Jacks Fork River

Jam Up Cave

Jacks Fork River

DW climbs into the mouth of Jam Up Cave

Jacks Fork River

Jacks Fork River

Jam Up cave is easily missed if you aren’t looking for it. It is a huge cave opening, but the view is completely blocked from the river with large boulders. The climb into the cave is relatively short, but difficult. You have to either climb over large rocks or swim through freezing spring water to get inside. If you make it inside without twisting an ankle or busting a knee, you will come to a large spring fed pool with a small waterfall in the back. You can just barely see the waterfall as the light here is greatly diminished by the boulders in the entrance. On our way out of the cave we decided to swim through the water rather than climb back over the rocks. It was shockingly cold and too deep to stand in spots. Once we left the cave the river water felt like a warm bath in comparison.

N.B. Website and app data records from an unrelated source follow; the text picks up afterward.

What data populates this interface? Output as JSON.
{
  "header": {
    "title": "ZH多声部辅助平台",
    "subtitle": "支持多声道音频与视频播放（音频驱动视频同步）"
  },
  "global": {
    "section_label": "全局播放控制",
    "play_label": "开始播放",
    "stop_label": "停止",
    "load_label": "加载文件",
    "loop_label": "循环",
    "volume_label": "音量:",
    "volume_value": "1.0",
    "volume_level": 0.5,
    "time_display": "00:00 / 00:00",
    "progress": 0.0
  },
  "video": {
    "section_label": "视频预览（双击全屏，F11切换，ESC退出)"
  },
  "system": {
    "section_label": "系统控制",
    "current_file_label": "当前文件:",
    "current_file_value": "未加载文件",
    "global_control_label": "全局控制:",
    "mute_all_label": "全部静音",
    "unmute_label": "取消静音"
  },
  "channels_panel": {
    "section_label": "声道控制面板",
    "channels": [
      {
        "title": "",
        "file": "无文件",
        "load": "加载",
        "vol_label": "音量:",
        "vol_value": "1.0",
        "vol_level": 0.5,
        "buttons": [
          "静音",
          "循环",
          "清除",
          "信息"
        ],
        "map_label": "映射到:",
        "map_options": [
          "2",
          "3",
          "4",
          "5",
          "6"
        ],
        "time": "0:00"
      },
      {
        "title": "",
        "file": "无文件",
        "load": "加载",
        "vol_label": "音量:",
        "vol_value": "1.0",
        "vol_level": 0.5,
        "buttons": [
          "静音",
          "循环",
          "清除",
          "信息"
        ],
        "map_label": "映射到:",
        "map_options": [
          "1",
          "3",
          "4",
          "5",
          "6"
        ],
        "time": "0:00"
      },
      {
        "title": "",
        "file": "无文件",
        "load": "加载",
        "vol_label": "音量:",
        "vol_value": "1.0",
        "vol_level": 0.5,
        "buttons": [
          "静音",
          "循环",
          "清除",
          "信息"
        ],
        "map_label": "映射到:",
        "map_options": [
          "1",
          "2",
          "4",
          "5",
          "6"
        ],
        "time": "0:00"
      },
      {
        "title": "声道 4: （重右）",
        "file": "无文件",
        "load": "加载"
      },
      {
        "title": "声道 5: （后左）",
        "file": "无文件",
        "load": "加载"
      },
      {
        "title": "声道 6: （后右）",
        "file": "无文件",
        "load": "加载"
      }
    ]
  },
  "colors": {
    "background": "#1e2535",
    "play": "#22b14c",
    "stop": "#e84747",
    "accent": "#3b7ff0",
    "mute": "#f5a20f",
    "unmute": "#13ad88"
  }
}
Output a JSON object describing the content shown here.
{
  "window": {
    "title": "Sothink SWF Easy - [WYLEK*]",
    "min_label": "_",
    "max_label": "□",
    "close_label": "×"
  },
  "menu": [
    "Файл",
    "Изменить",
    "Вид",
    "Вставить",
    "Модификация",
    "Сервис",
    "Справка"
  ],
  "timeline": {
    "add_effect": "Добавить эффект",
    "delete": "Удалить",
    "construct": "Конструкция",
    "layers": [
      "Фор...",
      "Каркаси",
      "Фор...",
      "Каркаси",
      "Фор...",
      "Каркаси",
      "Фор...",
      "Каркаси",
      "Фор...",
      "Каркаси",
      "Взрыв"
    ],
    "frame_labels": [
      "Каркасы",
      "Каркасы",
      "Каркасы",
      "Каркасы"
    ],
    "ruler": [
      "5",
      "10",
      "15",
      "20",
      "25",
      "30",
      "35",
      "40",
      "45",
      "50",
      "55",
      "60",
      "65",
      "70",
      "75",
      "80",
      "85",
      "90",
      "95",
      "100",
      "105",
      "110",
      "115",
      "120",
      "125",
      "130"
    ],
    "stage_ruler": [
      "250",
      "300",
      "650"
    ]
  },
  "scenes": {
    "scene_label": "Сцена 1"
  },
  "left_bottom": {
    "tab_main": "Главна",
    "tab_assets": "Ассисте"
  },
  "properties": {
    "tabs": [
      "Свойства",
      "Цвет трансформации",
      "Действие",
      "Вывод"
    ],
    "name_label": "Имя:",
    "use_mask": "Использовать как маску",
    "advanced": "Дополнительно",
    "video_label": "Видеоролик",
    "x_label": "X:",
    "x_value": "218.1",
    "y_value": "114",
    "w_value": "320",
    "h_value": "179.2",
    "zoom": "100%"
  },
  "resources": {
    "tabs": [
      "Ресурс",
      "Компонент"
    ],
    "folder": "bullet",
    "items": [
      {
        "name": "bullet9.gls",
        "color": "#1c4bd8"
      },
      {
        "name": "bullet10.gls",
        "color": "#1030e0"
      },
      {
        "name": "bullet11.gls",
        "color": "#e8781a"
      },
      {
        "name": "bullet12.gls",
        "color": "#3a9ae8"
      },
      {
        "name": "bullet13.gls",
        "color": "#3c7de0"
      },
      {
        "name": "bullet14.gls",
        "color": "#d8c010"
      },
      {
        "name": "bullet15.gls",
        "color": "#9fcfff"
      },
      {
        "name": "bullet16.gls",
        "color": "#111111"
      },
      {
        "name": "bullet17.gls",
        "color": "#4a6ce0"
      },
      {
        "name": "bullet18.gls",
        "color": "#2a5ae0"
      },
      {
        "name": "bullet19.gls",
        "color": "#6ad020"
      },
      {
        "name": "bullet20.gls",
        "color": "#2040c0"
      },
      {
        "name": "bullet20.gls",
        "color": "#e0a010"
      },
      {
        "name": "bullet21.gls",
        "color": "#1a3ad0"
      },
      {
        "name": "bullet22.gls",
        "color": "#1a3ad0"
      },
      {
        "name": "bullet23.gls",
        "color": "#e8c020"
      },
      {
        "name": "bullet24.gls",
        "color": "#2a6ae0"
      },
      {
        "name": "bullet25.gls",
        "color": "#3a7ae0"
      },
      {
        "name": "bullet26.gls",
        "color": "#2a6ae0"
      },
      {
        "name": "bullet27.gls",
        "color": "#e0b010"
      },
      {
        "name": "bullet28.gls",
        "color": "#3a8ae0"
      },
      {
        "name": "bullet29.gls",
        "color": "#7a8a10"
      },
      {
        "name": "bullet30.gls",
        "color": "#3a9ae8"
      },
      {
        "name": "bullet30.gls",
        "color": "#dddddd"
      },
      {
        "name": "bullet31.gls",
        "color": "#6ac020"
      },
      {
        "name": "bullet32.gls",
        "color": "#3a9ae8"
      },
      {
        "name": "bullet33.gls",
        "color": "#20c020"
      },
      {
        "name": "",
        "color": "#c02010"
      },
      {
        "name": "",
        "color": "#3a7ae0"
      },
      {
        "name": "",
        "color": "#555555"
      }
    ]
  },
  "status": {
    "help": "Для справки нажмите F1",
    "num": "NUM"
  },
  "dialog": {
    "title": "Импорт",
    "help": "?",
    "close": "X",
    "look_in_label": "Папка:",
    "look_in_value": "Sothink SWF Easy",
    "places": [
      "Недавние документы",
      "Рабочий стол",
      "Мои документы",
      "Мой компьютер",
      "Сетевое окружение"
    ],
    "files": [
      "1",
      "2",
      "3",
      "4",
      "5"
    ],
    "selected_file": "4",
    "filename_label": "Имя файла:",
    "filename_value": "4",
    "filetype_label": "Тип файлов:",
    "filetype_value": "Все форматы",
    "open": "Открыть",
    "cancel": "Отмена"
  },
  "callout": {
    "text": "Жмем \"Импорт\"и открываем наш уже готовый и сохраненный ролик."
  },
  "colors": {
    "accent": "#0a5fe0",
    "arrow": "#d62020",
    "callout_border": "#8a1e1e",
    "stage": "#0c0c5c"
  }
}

Four miles down from Jam Up cave is Rhymers access. There were lots of people swimming and camping out on the gravel bar near the access. A mile down from there on the left side of the river is Bunker Hill, a beautiful resort that is exclusively for Missouri’s teachers, their families and friends. If you are a teacher in Missouri, or know one, it is well worth checking out.

A few miles downstream we caught up with a group from SLAG that were floating from Buck Hollow to Alley Spring. We knew the group was going to be on the river ahead of us and figured if we saw them we might hang out or camp with them for the night. The majority of the group was well ahead of the people we caught up with. They invited us to camp with them, wherever they might end up. It was getting close to dusk and we were nearing Bay Creek access, which is 6 miles above Alley Spring. We decided that if we didn’t see the group before Bay Creek we would have to stop for the night so we would have some distance left to paddle the next day. We did catch them setting up camp on a large gravel bar just before Bay Creek. It was nice to see some people we knew, meet new people and have a nice fire we didn’t have to build ourselves. DW and I had paddled 25 miles in one day. I was a little tired, but not sore. We probably could have paddled all the way to Alley Spring if we wanted to! It would definitely be feasible for us to do the whole river in two days if we don’t take too many breaks or spend time fishing.

Jacks Fork River

Jacks Fork River

Jacks Fork River

Jacks Fork River

The next morning we broke camp under an overcast sky and were on the river around 9am. There was rain in the forecast, but with only 6 miles to go we didn’t want to get done too quickly. We fished a bit and didn’t paddle much. DW and I both caught one nice sized small mouth bass and plenty of tiny sun perch. I could see the perch chasing my lure and I would yell at them to go away, since I didn’t want to bother with detaching such a tiny fish! Most of the didn’t listen and hooked themselves anyway. As we rounded the last stretch of the river, dark storm clouds approached from the west. It looked like that rain was going to catch up to us after all. We started to paddle, but it turned out Alley Spring was just around the corner anyway. We reached our take out around 12:30 and quickly packed up our gear before the rain. As we pulled out of the parking area raindrops spattered on our windshield.

Jacks Fork River

Jacks Fork River

Storms approaching

Jacks Fork River

Hwy. 106 Bridge at Alley Spring

If you’ve never been to Alley Spring it is a must-see. It is the most well-known attraction on the Jacks Fork with a beautiful, large spring and an old red mill nearby. It makes for gorgeous pictures in any season and is an excellent place to picnic. We really enjoyed this trip to the Jacks Fork and I am looking forward to spending more time on The Prongs section and maybe catching some nice fish in those big blue pools.

Critter Count: Blue Herons, Kingfishers, Turtles, Snake

Bonus Prize: 1 canoe paddle